Engineering structural diversity in gold nanocrystals by ligand-mediated interface control
Faculty of Sciences. Physics
Chemistry of materials
, p. 8032-8040
University of Antwerp
Surface and interface control is fundamentally important for crystal growth engineering, catalysis, surface-enhanced spectroscopies, and self-assembly, among other processes and applications. Understanding the role of ligands in regulating surface properties of plasmonic metal nanocrystals during growth has received considerable attention. However, the underlying mechanisms and the diverse functionalities of ligands are yet to be fully addressed. In this contribution, we report a systematic study of ligand-mediated interface control in seeded growth of gold nanocrystals, leading to diverse and exotic nanostructures with an improved surface enhanced Raman scattering (SERS) activity. Three dimensional transmission electron microscopy revealed an intriguing gold shell growth process mediated by the bifunctional ligand 1,4-benzenedithiol (BDT), which leads to a unique crystal growth mechanism as compared to other ligands, and subsequently to the concept of interfacial energy control mechanism.
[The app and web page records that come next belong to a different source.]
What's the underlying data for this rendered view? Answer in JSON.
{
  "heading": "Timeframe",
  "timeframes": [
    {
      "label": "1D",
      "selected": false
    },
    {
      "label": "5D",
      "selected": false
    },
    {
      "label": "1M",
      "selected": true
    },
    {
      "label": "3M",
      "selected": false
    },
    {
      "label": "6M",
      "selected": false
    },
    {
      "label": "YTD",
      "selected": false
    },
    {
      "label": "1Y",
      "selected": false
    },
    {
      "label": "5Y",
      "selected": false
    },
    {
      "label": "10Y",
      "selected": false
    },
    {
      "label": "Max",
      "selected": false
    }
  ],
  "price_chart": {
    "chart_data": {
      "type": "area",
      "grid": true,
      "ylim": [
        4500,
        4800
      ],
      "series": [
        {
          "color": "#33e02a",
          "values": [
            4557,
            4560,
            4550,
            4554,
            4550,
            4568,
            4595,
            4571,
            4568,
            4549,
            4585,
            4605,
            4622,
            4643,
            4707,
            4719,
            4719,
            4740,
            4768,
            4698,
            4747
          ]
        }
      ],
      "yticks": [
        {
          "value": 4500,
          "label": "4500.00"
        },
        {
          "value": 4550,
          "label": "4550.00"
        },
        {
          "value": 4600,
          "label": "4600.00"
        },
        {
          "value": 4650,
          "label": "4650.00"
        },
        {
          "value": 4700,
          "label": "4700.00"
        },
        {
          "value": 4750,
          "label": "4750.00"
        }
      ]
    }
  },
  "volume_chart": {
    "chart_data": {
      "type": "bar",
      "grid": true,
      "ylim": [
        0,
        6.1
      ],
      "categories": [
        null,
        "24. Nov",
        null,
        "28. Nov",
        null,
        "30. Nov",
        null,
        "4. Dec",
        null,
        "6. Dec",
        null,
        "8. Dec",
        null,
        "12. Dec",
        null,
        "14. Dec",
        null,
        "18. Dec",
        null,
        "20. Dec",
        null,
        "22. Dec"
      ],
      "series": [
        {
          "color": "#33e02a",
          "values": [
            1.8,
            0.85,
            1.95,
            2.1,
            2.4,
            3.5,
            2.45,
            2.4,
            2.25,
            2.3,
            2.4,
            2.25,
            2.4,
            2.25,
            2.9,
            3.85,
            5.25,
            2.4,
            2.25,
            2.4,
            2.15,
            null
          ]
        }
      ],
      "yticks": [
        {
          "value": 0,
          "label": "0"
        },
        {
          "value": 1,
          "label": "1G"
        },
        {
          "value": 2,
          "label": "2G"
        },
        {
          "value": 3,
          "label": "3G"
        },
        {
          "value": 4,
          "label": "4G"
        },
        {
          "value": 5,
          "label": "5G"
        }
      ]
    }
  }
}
VolmerWeber growth mode was proposed to be responsible for BDT-mediated seeded growth, favoring the strongest interfacial energy and generating an asymmetric island growth pathway with internal crevices/gaps. This additionally favors incorporation of BDT at the plasmonic nanogaps, thereby generating strong SERS activity with a maximum efficiency for a core-semishell configuration obtained along seeded growth. Numerical modeling was used to explain this observation. Interestingly, the same strategy can be used to engineer the structural diversity of this system, by using gold nanoparticle seeds with various sizes and shapes, and varying the [Au3+]/[Au0] ratio. This rendered a series of diverse and exotic plasmonic nanohybrids such as semishell-coated gold nanorods, with embedded Raman-active tags and Janus surface with distinct surface functionalities. These would greatly enrich the plasmonic nanostructure toolbox for various studies and applications such as anisotropic nanocrystal engineering, SERS, and high-resolution Raman bioimaging or nanoantenna devices.